“It’s a double-edged sword. There’s always a concern you are putting essential services to tenants at risk. If it goes wrong, it goes very wrong,” he says.

Some believe the answer to such concerns is for associations to club together on repairs and maintenance.

[Setting up a DLO] is a double-edged sword. There’s always a concern you are putting essential tenant services at risk

Paul Wenham, Southern Housing Group

Douglas’ consultancy Altair and Just Housing are talking to a number of the capital’s G15 housing associations about setting up a pan-London DLO. Douglas puts the case for such an arrangement. “You could achieve significant economies of scale.”

Simpson says: “If we could persuade people to co-operate, there is an amazing amount of money to be saved by stopping operators going across London to locations for different housing associations.”

“It’s got to be sensible just in terms of carbon emissions not to have so many white vans going backwards and forwards. You could dwrive efficiencies and improvement in repairs without a problem,” he says, adding that further efficiencies could be generated from bulk buying of materials.

The boss of housing association Family Mosaic, Brendan Sarsfield, says he is happy to talk to the promoters of the pan-London DLO, but is nervous about creating a repairs behemoth. “I don’t think in-house versus outsource is the issue: you can create the large contractor problems with a DLO.”

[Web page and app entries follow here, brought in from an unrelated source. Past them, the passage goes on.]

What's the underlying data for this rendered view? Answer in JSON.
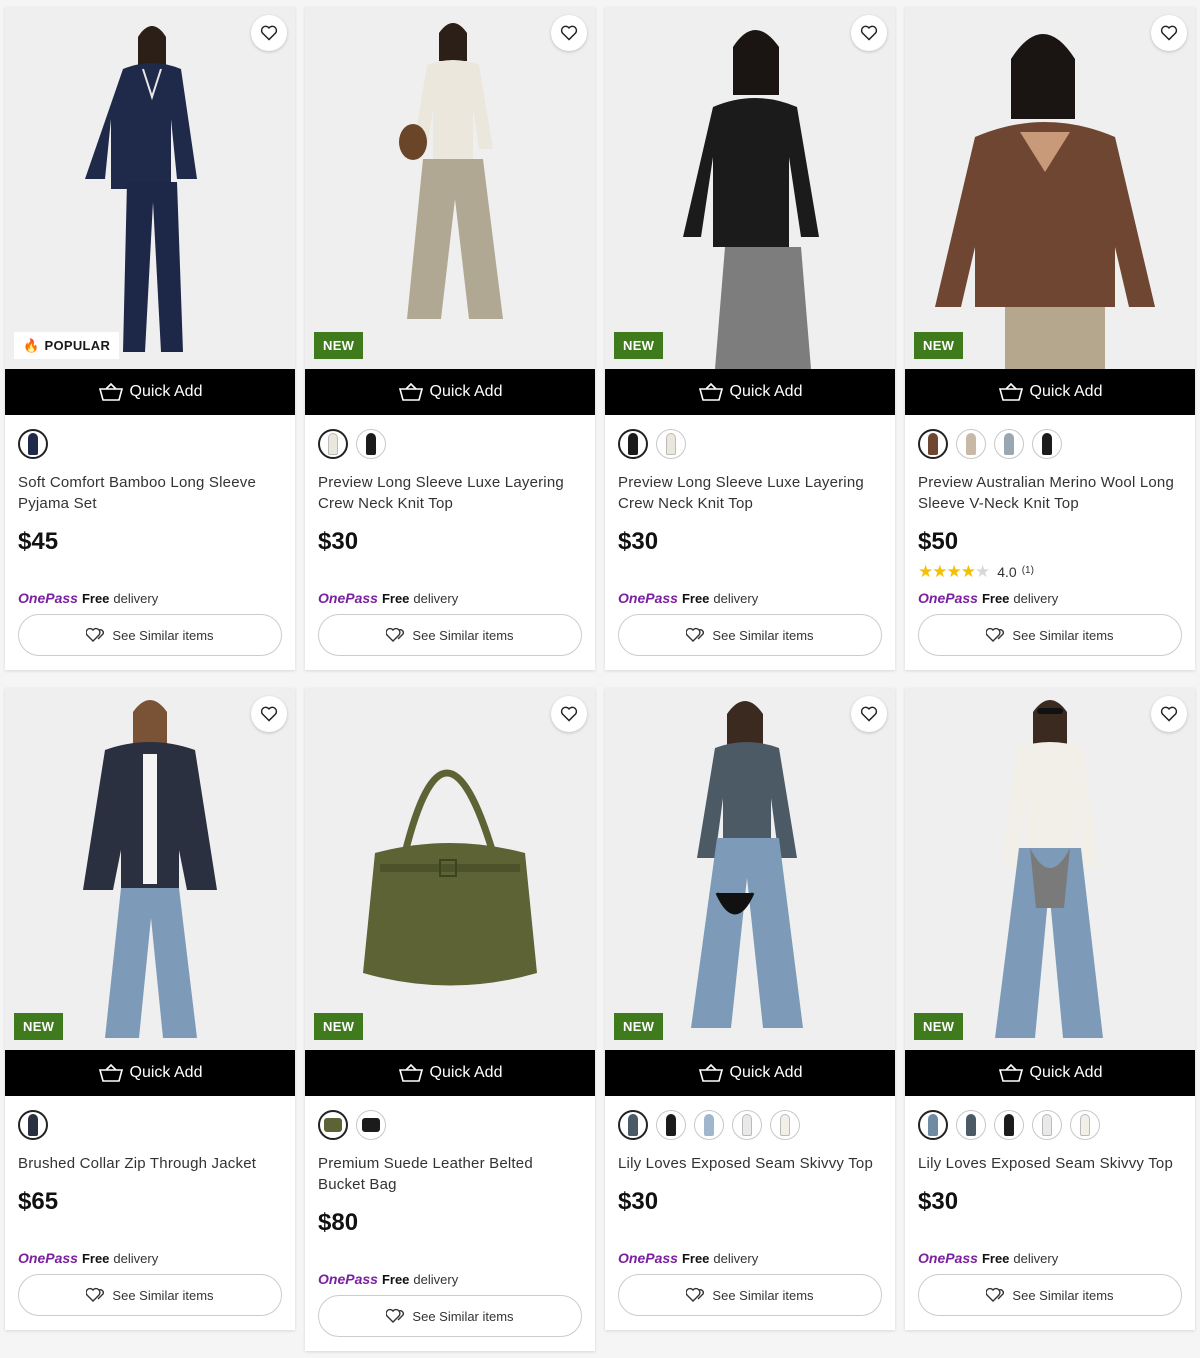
{
  "common": {
    "quick_add": "Quick Add",
    "see_similar": "See Similar items",
    "onepass_logo": "OnePass",
    "free": "Free",
    "delivery": "delivery",
    "badge_new": "NEW",
    "badge_popular": "POPULAR"
  },
  "products": [
    {
      "title": "Soft Comfort Bamboo Long Sleeve Pyjama Set",
      "price": "$45",
      "badge": "POPULAR",
      "swatches": [
        "#1f2a4a"
      ],
      "image": "navy-pyjama-set"
    },
    {
      "title": "Preview Long Sleeve Luxe Layering Crew Neck Knit Top",
      "price": "$30",
      "badge": "NEW",
      "swatches": [
        "#ece7dc",
        "#1b1b1b"
      ],
      "image": "cream-knit-top"
    },
    {
      "title": "Preview Long Sleeve Luxe Layering Crew Neck Knit Top",
      "price": "$30",
      "badge": "NEW",
      "swatches": [
        "#1b1b1b",
        "#ece7dc"
      ],
      "image": "black-knit-top"
    },
    {
      "title": "Preview Australian Merino Wool Long Sleeve V-Neck Knit Top",
      "price": "$50",
      "badge": "NEW",
      "swatches": [
        "#6e4632",
        "#c8b9a6",
        "#9aa7b0",
        "#1b1b1b"
      ],
      "image": "brown-vneck-knit",
      "rating": {
        "value": "4.0",
        "count": "(1)",
        "stars": 4
      }
    },
    {
      "title": "Brushed Collar Zip Through Jacket",
      "price": "$65",
      "badge": "NEW",
      "swatches": [
        "#2a3040"
      ],
      "image": "navy-zip-jacket"
    },
    {
      "title": "Premium Suede Leather Belted Bucket Bag",
      "price": "$80",
      "badge": "NEW",
      "swatches": [
        "#5d6334",
        "#1b1b1b"
      ],
      "image": "olive-suede-bag"
    },
    {
      "title": "Lily Loves Exposed Seam Skivvy Top",
      "price": "$30",
      "badge": "NEW",
      "swatches": [
        "#4c5a66",
        "#1b1b1b",
        "#9fb6cc",
        "#e9e9e9",
        "#f2efe8"
      ],
      "image": "grey-skivvy-top"
    },
    {
      "title": "Lily Loves Exposed Seam Skivvy Top",
      "price": "$30",
      "badge": "NEW",
      "swatches": [
        "#6f8aa3",
        "#4c5a66",
        "#1b1b1b",
        "#e9e9e9",
        "#f2efe8"
      ],
      "image": "white-skivvy-top"
    }
  ],
  "colors": {
    "new_badge": "#3f7a1d",
    "onepass": "#7b1fa2",
    "star": "#f5c000"
  }
}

Despite a number of high-profile moves by associations to go in-house, Williamson says there hasn’t been a “massive shift” towards such arrangements. Even if they take off, he believes there is enough work to go around. “If you add up the number of social landlords and property, it’s £60bn of spend per annum,” he says.

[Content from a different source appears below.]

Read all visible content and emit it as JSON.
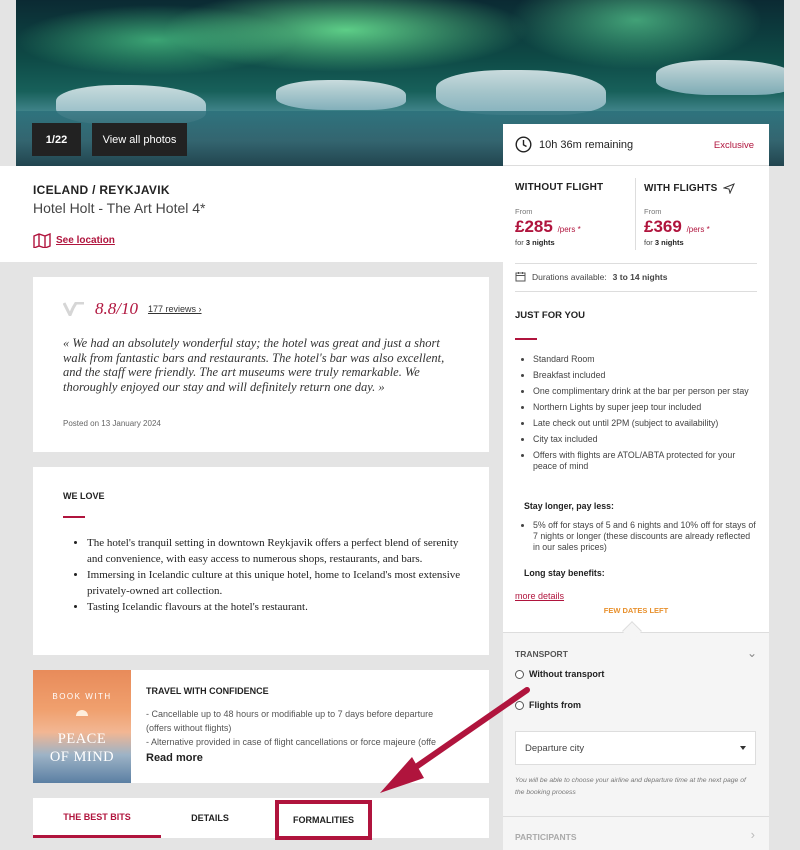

And despite the harsh words he has for contractors, Douglas has an olive branch for them: “It’s important that they get back to basics: deliver to the right price and in a responsible way. It’s a significant market and it’s important that there is a mixed economy of providers.”

Business models

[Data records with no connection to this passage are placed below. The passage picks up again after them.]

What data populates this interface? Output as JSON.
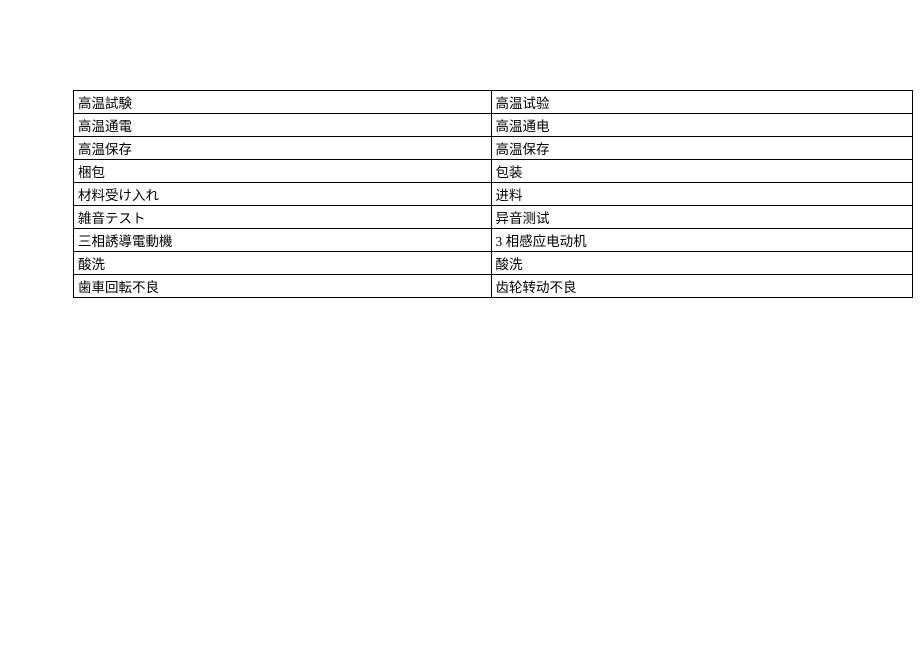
{
  "rows": [
    {
      "jp": "高温試験",
      "cn": "高温试验"
    },
    {
      "jp": "高温通電",
      "cn": "高温通电"
    },
    {
      "jp": "高温保存",
      "cn": "高温保存"
    },
    {
      "jp": "梱包",
      "cn": "包装"
    },
    {
      "jp": "材料受け入れ",
      "cn": "进料"
    },
    {
      "jp": "雑音テスト",
      "cn": "异音测试"
    },
    {
      "jp": "三相誘導電動機",
      "cn": "3 相感应电动机"
    },
    {
      "jp": "酸洗",
      "cn": "酸洗"
    },
    {
      "jp": "歯車回転不良",
      "cn": "齿轮转动不良"
    }
  ]
}
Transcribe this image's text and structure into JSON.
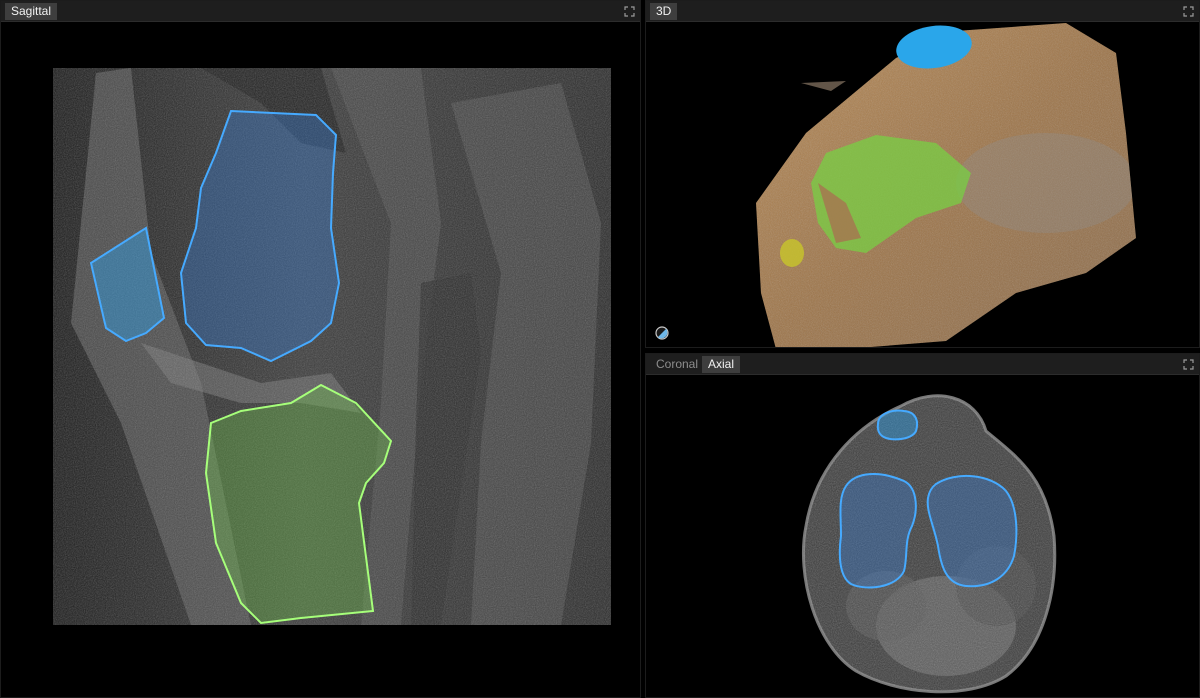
{
  "sagittal_panel": {
    "tab_label": "Sagittal",
    "maximize_icon": "maximize-icon"
  },
  "threed_panel": {
    "tab_label": "3D",
    "maximize_icon": "maximize-icon",
    "render_mode_icon": "half-circle-icon"
  },
  "bottom_panel": {
    "tabs": [
      {
        "label": "Coronal",
        "active": false
      },
      {
        "label": "Axial",
        "active": true
      }
    ],
    "maximize_icon": "maximize-icon"
  },
  "segment_colors": {
    "femur": "#3a8fe6",
    "patella": "#2f9fe8",
    "tibia": "#7ede4a",
    "outline_blue": "#46aaff",
    "outline_green": "#a6ff7a",
    "skin_3d": "#a97c48"
  }
}
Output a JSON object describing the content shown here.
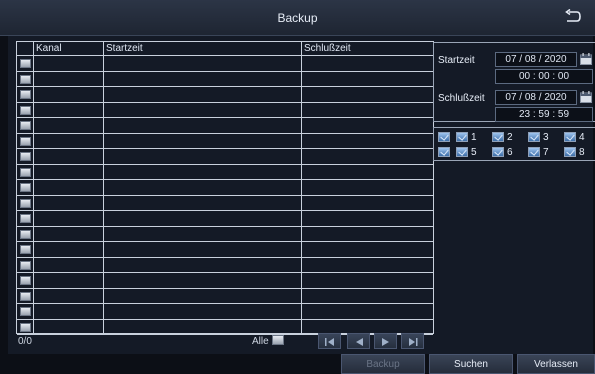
{
  "window": {
    "title": "Backup"
  },
  "table": {
    "columns": [
      "Kanal",
      "Startzeit",
      "Schlußzeit"
    ],
    "row_count": 18,
    "result_count": "0/0",
    "select_all_label": "Alle"
  },
  "time": {
    "start_label": "Startzeit",
    "start_date": "07 / 08 / 2020",
    "start_time": "00 : 00 : 00",
    "end_label": "Schlußzeit",
    "end_date": "07 / 08 / 2020",
    "end_time": "23 : 59 : 59"
  },
  "channels": [
    "1",
    "2",
    "3",
    "4",
    "5",
    "6",
    "7",
    "8"
  ],
  "buttons": {
    "backup": "Backup",
    "search": "Suchen",
    "exit": "Verlassen"
  },
  "icons": {
    "back": "return-arrow-icon",
    "calendar": "calendar-icon",
    "pager": [
      "first-page-icon",
      "prev-page-icon",
      "next-page-icon",
      "last-page-icon"
    ]
  },
  "colors": {
    "background": "#0c0f16",
    "panel": "#141a26",
    "checkbox_checked": "#3d6ea8"
  }
}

Responsive repairs covers ad hoc jobs as opposed to planned maintenance and refurbishment, which is normally covered by a different set of contracts. The key to a successful repairs operation, which is rolling rather than project work, is organisation, says Affinity Sutton’s McCall.

“Responsive maintenance is about logistics: getting the right people with the right equipment to the right place. It’s all about scheduling.”

Contracts are usually let over several years. Five years is generally the minimum desirable length for a contract, says Osborne’s Hughes: “Any less than that doesn’t enable contractors to mobilise.” The nature of repairs and maintenance means it is more likely to be delivered by directly employed staff as opposed to subcontractors, which means they have to be recruited and trained. “Repairs and maintenance is not something you can pop in and out again after six months,” he says.

Despite the low margins on offer from repairs and maintenance, the predictable nature of the work helps to explain why contractors are interested in such jobs.

Willmott Dixon’s Williamson says: “You have certainty as long as you perform. Future order books stretch further into the future than project order books. This work will always be required, this has to be done to keep houses up to standard.”

Family Mosaic: Choosing a mix of contractors

Until last year, the north London-based Family Mosaic housing association had a sole supplier repairs and maintenance arrangement with Mears. However, strains in the relationship led the two organisations to part company in March last year.

Now Family Mosaic no longer has a single, dominant supplier – 15% of the association’s responsive repairs work is carried out in-house with the rest performed by a variety of SME contractors.

Having a mix of contractors enables Family Mosaic to benchmark one against the others, says chief executive Brendan Sarsfield.

The arrangement has started well, he says, pointing to a halving in the number of orders for repairs issued over the last 12 months. “We were having problems with repeats: things are being done right first time rather than having to go back,” says Sarsfield, who adds that complaints are down by more than 50%.

But he is wary about the idea of taking all of the association’s work in-house. “We don’t want to make the same mistake of putting all our eggs in one basket.”